Task objective - Look through the entries. Copy each line that has the word "panel".

Records to use -
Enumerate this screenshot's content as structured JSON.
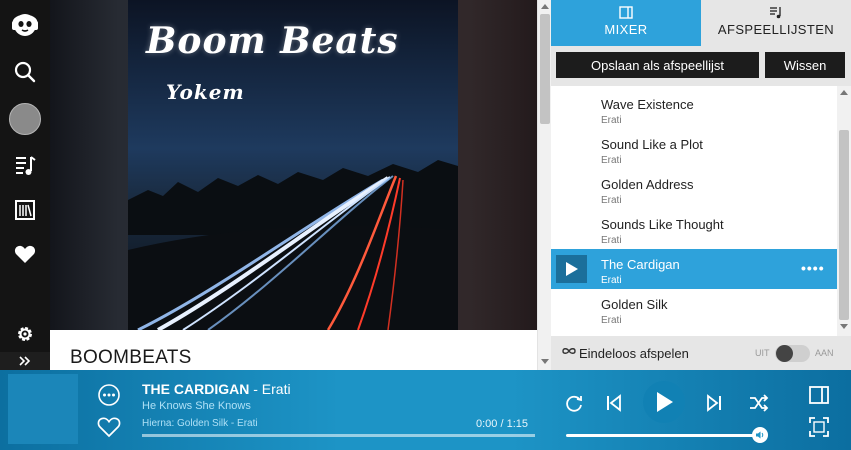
{
  "colors": {
    "accent": "#2ea2db",
    "nav_bg": "#141414",
    "player_bar": "#1d94c6",
    "button_dark": "#1c1c1c"
  },
  "nav": {
    "items": [
      {
        "name": "logo",
        "icon": "headphones-cat-icon"
      },
      {
        "name": "search",
        "icon": "search-icon"
      },
      {
        "name": "profile",
        "icon": "avatar"
      },
      {
        "name": "music",
        "icon": "music-list-icon"
      },
      {
        "name": "library",
        "icon": "library-icon"
      },
      {
        "name": "favorites",
        "icon": "heart-icon"
      },
      {
        "name": "settings",
        "icon": "gear-icon"
      },
      {
        "name": "expand",
        "icon": "chevron-double-right-icon"
      }
    ]
  },
  "main": {
    "album_art": {
      "title": "Boom Beats",
      "subtitle": "Yokem"
    },
    "page_title": "BOOMBEATS"
  },
  "panel": {
    "tabs": [
      {
        "label": "MIXER",
        "icon": "panel-icon",
        "active": true
      },
      {
        "label": "AFSPEELLIJSTEN",
        "icon": "playlist-icon",
        "active": false
      }
    ],
    "save_label": "Opslaan als afspeellijst",
    "clear_label": "Wissen",
    "queue": [
      {
        "title": "Wave Existence",
        "artist": "Erati"
      },
      {
        "title": "Sound Like a Plot",
        "artist": "Erati"
      },
      {
        "title": "Golden Address",
        "artist": "Erati"
      },
      {
        "title": "Sounds Like Thought",
        "artist": "Erati"
      },
      {
        "title": "The Cardigan",
        "artist": "Erati",
        "active": true
      },
      {
        "title": "Golden Silk",
        "artist": "Erati"
      }
    ],
    "endless": {
      "label": "Eindeloos afspelen",
      "off_label": "UIT",
      "on_label": "AAN",
      "enabled": false
    }
  },
  "player": {
    "title": "THE CARDIGAN",
    "artist_suffix": " - Erati",
    "album": "He Knows She Knows",
    "next_up": "Hierna: Golden Silk - Erati",
    "time": "0:00 / 1:15",
    "progress": 0.0,
    "volume": 1.0,
    "icons": [
      "more-icon",
      "heart-outline-icon",
      "repeat-icon",
      "previous-icon",
      "play-icon",
      "next-icon",
      "shuffle-icon",
      "panel-toggle-icon",
      "fullscreen-icon",
      "volume-icon"
    ]
  }
}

Solution to the problem -
  "panel": {
        "icon": "panel-icon",
      "panel-toggle-icon",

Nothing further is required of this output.